Setbacks happen all the time, it’s part of life.
“It’s all about perspective, you can either see a setback as something that defeats you, or you can see it as an experience to develop as a person and learn something new.”
I try to see every setback I encounter as a way to develop new tools for problem solving.
7. What advice would you offer to aspiring actors and artists who face challenges or setbacks along their paths?
Try to view challenges and setbacks as opportunities to learn and grow. We all experience setbacks, but it’s how you perceive them and how you overcome them that makes all the difference. If something isn’t working, take a moment to review it from several perspectives, and try a different approach. We all make mistakes and at the end of the day we are all human, so making a mistake is inevitable. The one thing we can control is how we deal with the challenges we face and what we can accomplish from them. Your hard work will pay off the more you learn and the less you fear. Many things will get easier and won’t seem so daunting the next time, that’s when you’re ready to take on new challenges and overcome any new setbacks that may arise.
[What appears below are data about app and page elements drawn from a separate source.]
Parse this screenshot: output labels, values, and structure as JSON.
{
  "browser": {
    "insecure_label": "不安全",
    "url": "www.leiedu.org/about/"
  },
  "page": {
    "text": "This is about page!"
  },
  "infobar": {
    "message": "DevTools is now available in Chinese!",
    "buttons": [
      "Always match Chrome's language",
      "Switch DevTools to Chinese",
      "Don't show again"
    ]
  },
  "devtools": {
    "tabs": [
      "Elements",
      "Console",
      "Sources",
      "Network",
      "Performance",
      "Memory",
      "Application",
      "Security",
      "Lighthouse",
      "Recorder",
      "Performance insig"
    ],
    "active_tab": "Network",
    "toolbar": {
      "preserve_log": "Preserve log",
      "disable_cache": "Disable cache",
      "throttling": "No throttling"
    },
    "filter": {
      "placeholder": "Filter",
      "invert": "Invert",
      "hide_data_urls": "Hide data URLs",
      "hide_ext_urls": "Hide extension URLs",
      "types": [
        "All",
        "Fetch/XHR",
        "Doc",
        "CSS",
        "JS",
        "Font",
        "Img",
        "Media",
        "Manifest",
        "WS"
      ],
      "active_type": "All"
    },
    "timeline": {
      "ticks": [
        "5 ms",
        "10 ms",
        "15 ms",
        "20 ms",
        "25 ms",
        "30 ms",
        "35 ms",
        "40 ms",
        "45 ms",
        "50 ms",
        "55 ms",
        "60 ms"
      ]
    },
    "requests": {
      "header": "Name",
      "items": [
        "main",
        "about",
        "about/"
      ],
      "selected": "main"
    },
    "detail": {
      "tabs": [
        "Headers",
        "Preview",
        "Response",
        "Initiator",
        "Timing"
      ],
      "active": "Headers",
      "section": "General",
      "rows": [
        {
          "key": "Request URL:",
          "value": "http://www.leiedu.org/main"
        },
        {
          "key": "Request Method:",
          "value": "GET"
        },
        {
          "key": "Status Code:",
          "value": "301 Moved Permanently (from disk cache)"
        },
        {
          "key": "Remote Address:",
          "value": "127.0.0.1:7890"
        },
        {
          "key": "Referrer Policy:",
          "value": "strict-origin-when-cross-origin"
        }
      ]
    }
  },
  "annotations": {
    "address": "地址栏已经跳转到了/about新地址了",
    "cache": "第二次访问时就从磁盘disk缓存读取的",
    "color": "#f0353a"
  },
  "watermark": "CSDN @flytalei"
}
8. What are some of the valuable lessons you’ve learned throughout your career in the entertainment industry?
Teamwork is crucial; I’m often on film sets with people from different backgrounds and something I learned very quickly was how important it is to be able to adapt instantly to different environments. Everyone has a unique way of working, which may be unfamiliar to what you’re used to, and it’s essential to stay open-minded. One approach you may have used in the past, might not work in another situation and it can be tricky to find someone’s flow, but once it clicks it’s like magic and everything falls into place. Being open-minded when being creative is key.
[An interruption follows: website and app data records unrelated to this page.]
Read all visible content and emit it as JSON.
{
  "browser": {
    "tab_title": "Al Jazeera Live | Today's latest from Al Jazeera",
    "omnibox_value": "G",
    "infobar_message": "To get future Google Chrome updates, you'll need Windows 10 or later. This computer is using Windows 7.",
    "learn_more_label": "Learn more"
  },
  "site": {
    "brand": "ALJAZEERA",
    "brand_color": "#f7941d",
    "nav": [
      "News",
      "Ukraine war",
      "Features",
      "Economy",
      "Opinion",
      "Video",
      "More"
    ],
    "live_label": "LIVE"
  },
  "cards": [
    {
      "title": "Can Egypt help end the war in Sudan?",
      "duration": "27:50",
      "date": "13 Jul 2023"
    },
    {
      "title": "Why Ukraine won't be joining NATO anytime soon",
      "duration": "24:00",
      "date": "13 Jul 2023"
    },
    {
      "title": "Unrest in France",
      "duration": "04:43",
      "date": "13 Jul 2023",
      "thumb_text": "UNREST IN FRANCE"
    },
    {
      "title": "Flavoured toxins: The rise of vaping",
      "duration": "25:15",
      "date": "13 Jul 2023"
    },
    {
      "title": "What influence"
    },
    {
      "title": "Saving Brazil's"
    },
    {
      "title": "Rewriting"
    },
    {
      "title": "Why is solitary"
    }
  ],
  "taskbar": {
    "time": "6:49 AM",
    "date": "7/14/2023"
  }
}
About the contributor:
Joelle was born in Chelsea, England. She is British-Austrian, having lived the majority of her life in London.
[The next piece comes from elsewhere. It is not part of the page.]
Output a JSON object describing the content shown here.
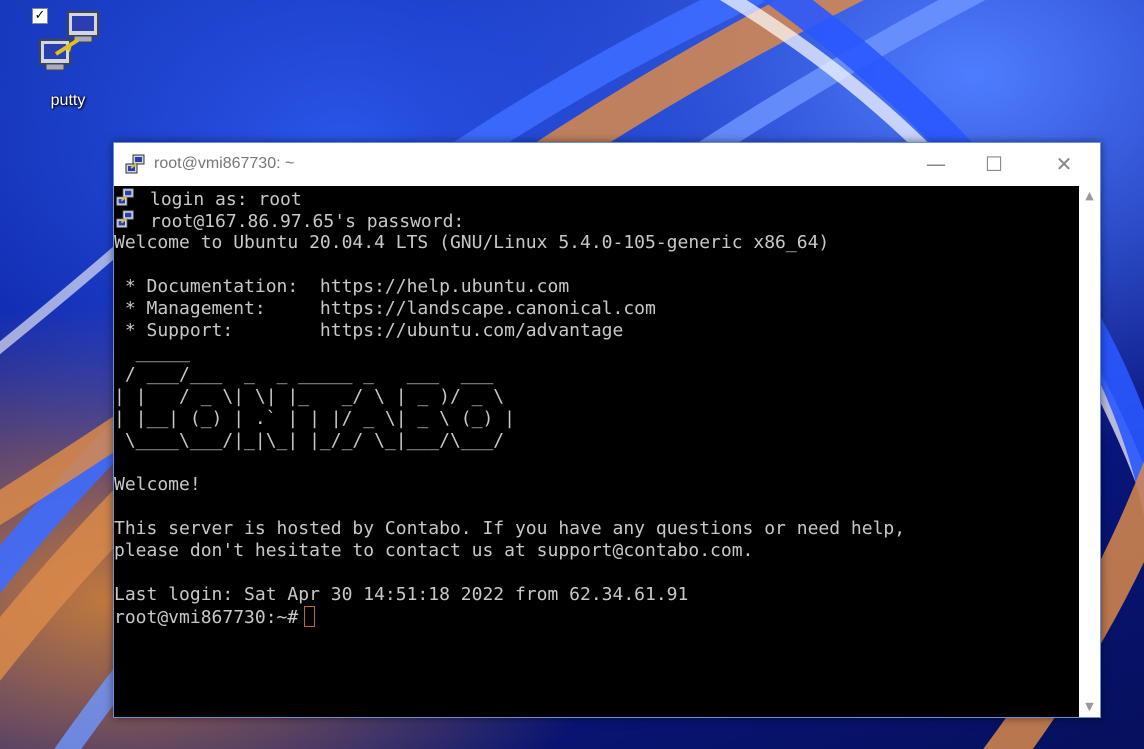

Joelle grew up in an artistic household writing poems, songs and creating videos as a child. Having no hair since the age of 8 due to alopecia universalis, Joelle endured bullying at school and in public, which motivated her to want to change the way people view alopecia. By the time she was 13, Joelle became an internationally recognised alopecia awareness campaigner, after receiving an outpouring of praise from the public for her music performances and video creations.
During her early teens, Joelle won several film festival awards, a pivotal time which led to her honing her skills, vocal training in Atlanta, Georgia with Peggy Still Johnson and further stage training with former director of the London Community Gospel Choir, Daniel Thomas. Following her success as an alopecia awareness campaigner, at 15 she became an ambassador for the UK charity Alopecia UK.
Joelle went on to study TV and film in higher education and later directed and performed in her first short film Cover Up (2019), featuring original sound recordings composed by multi-Grammy winning Oscar-nominated songwriter Diane Warren. Joelle made her feature film debut in Denis Villeneuve’s Dune (2021), plays the character ‘Joelle’ in Paul Feig’s Netflix film The School for Good and Evil (2022), ‘Joiya Byir’ in Amazon Studio’s second season of The Wheel of Time (2023), and the role of ‘Vipsania’ as a series regular in season two of MGM+ and Sky’s historical TV drama Domina (2023).
Joelle’s performance style has been described as unforgettably genuine and unique.
Joelle is represented by United Agents.
Domina season two is available on Sky Atlantic and NOW